HAVANA, Cuba, Thursday August 29, 2013 – A recent report out of Havana stating that a total of 12 foreign tourists and 151 Cubans have come down with cholera in recent months appears to suggest growing transparency by Cuban officials who previously kept quiet about the disease in an attempt to avoid damaging the island’s $2.5 billion-a-year tourism industry, according to experts.
A bulletin issued on Friday by the Pan American Health Organization (PAHO) said Cuba had reported 163 cases of the disease in the provinces of Havana, Santiago de Cuba and Camagüey. PAHO pinpointed no specific time period, indicating only that those cases had taken place this year.
Included in the reported cases were a dozen persons who had travelled to the communist Caribbean island from other countries: three from Italy, two each from Germany, Spain, Chile and Venezuela and one from the Netherlands. According to PAHO, Cuba had reported six of those cases earlier this month.
Other sources, including independent journalists and visitors, have nevertheless been reporting hundreds more cases which have never been confirmed by Havana, where the state-run news media rarely uses the word “cholera,” referring instead to cases of “acute diarrheic diseases.”
Cuba-born New York high school teacher Alfredo Gómez, who contracted cholera during a family visit to Havana this summer, told the Miami Herald that at least six and up to 15 foreigners were on the hospital ward each of the six days he spent there, from August 4 to 10, receiving antibiotics and intravenous fluids for the disease, which is easily transmitted through water and can kill through dehydration.
Gómez, who left Cuba in 1997, said that he and two relatives were hit by intense diarrhoea two days after they ate together at a state-run restaurant in Havana in late July.
Doctors at the Manuel Fajardo Hospital told them they had cholera, Gómez said, and transferred him to the Pedro Kouri Institute of Tropical Medicine, where the fourth floor of the hospital is reserved for foreigners who contract the disease.
That same week more than 60 Cubans were being treated in Kouri hospital wards reserved for island residents with cholera, the 49-year-old teacher said, and a nephew told him that a large number of people had been struck by the disease in the Havana suburb of Mantilla.
The treatment for foreigners at the hospital was very good and much better than the treatment for island residents, he added in the Miami Herald report.
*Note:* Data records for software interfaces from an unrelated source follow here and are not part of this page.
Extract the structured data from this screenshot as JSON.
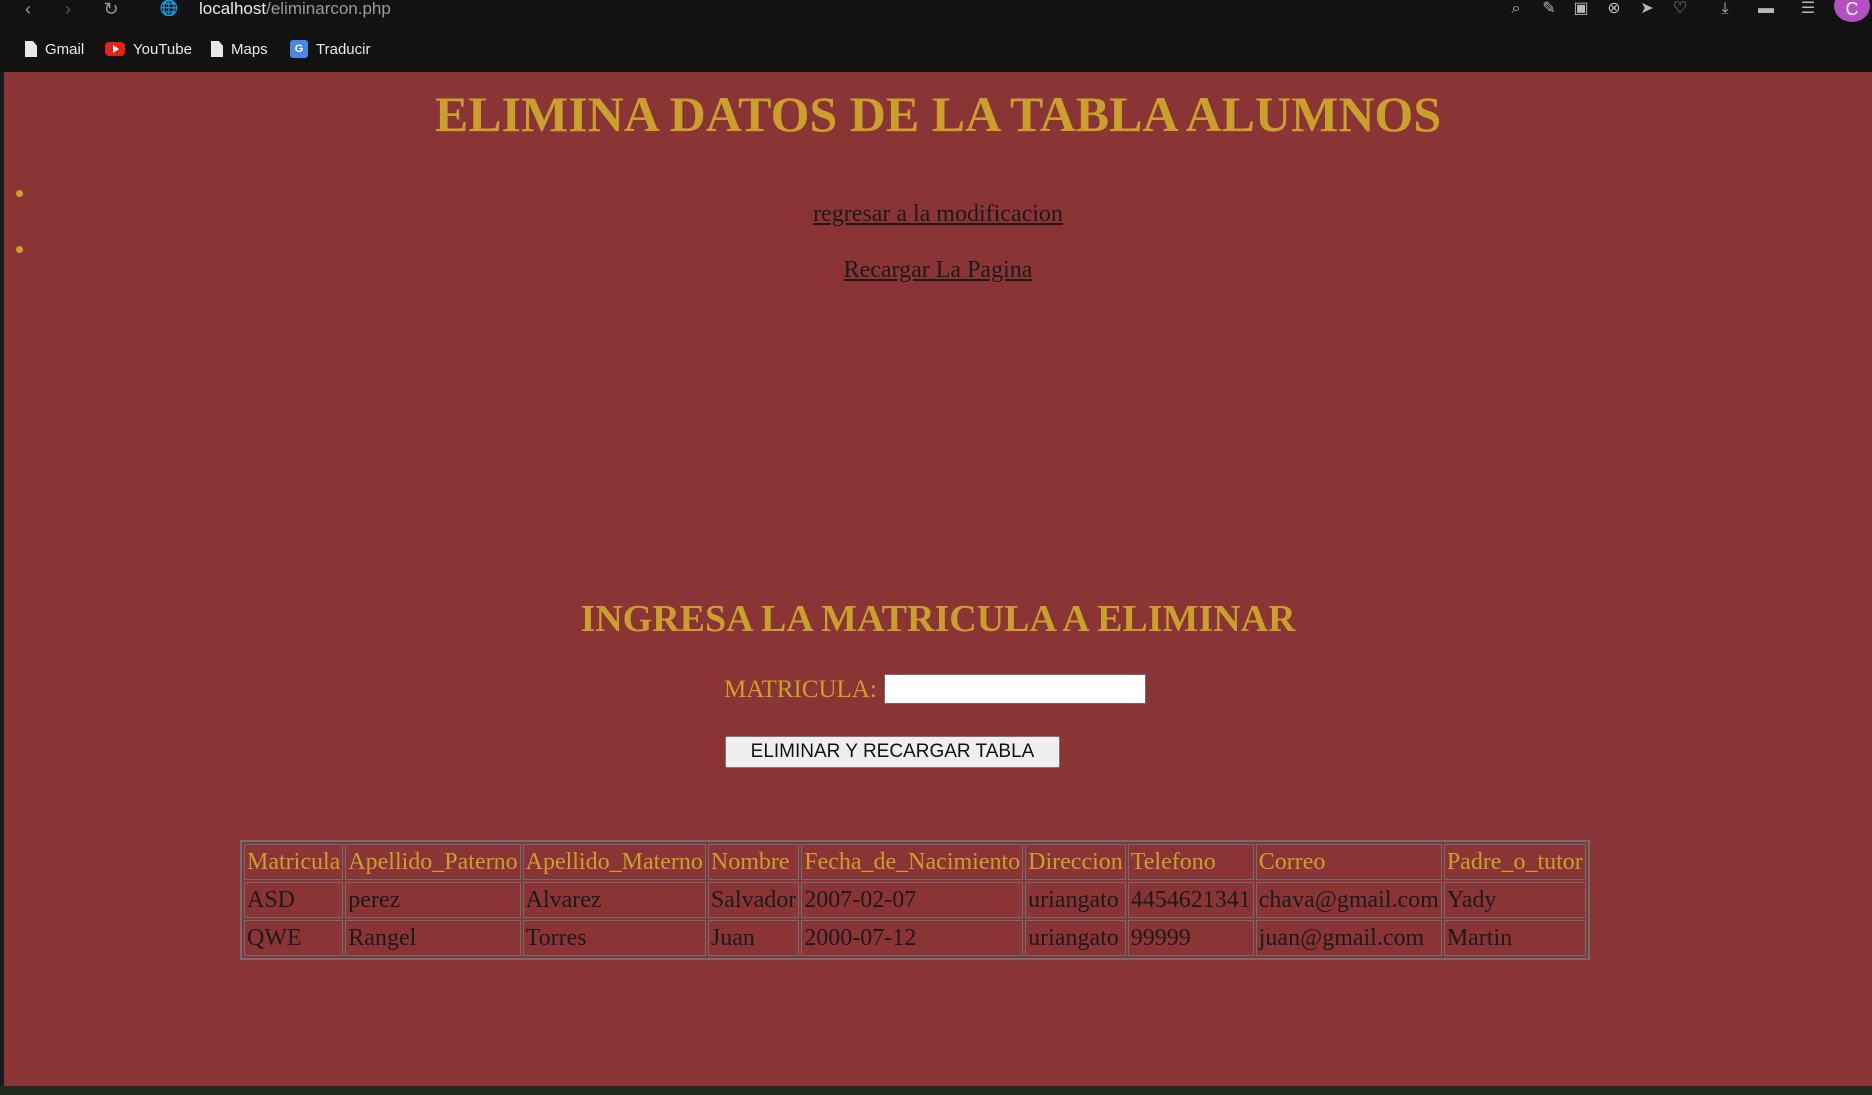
{
  "browser": {
    "url_host": "localhost",
    "url_path": "/eliminarcon.php",
    "avatar_letter": "C",
    "bookmarks": [
      {
        "label": "Gmail",
        "icon": "file-icon"
      },
      {
        "label": "YouTube",
        "icon": "youtube-icon"
      },
      {
        "label": "Maps",
        "icon": "file-icon"
      },
      {
        "label": "Traducir",
        "icon": "translate-icon"
      }
    ]
  },
  "page": {
    "title": "ELIMINA DATOS DE LA TABLA ALUMNOS",
    "links": [
      {
        "label": "regresar a la modificacion"
      },
      {
        "label": "Recargar La Pagina"
      }
    ],
    "subtitle": "INGRESA LA MATRICULA A ELIMINAR",
    "form": {
      "label": "MATRICULA:",
      "value": "",
      "button_label": "ELIMINAR Y RECARGAR TABLA"
    },
    "table": {
      "headers": [
        "Matricula",
        "Apellido_Paterno",
        "Apellido_Materno",
        "Nombre",
        "Fecha_de_Nacimiento",
        "Direccion",
        "Telefono",
        "Correo",
        "Padre_o_tutor"
      ],
      "rows": [
        [
          "ASD",
          "perez",
          "Alvarez",
          "Salvador",
          "2007-02-07",
          "uriangato",
          "4454621341",
          "chava@gmail.com",
          "Yady"
        ],
        [
          "QWE",
          "Rangel",
          "Torres",
          "Juan",
          "2000-07-12",
          "uriangato",
          "99999",
          "juan@gmail.com",
          "Martin"
        ]
      ]
    }
  },
  "colors": {
    "page_background": "#8b3436",
    "accent_gold": "#c8a02a",
    "text_dark": "#1b1b1b"
  }
}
Problems were nevertheless said to have started when the foreign patients received huge bills as they were about the leave the hospital.
Gomez reportedly heard two Spaniards on the phone with their insurance companies in Madrid trying to figure out how and what to pay, and he was pressured strongly to pay his own bill with his credit cards or through his US health insurance policy.
He eventually left without paying the US$4,700 bill, arguing that the US embargo banned him from paying and that in any event the bill should be paid by the state-run restaurant where he contracted the disease. Click here to receive free news bulletins via email from Caribbean360. (View sample)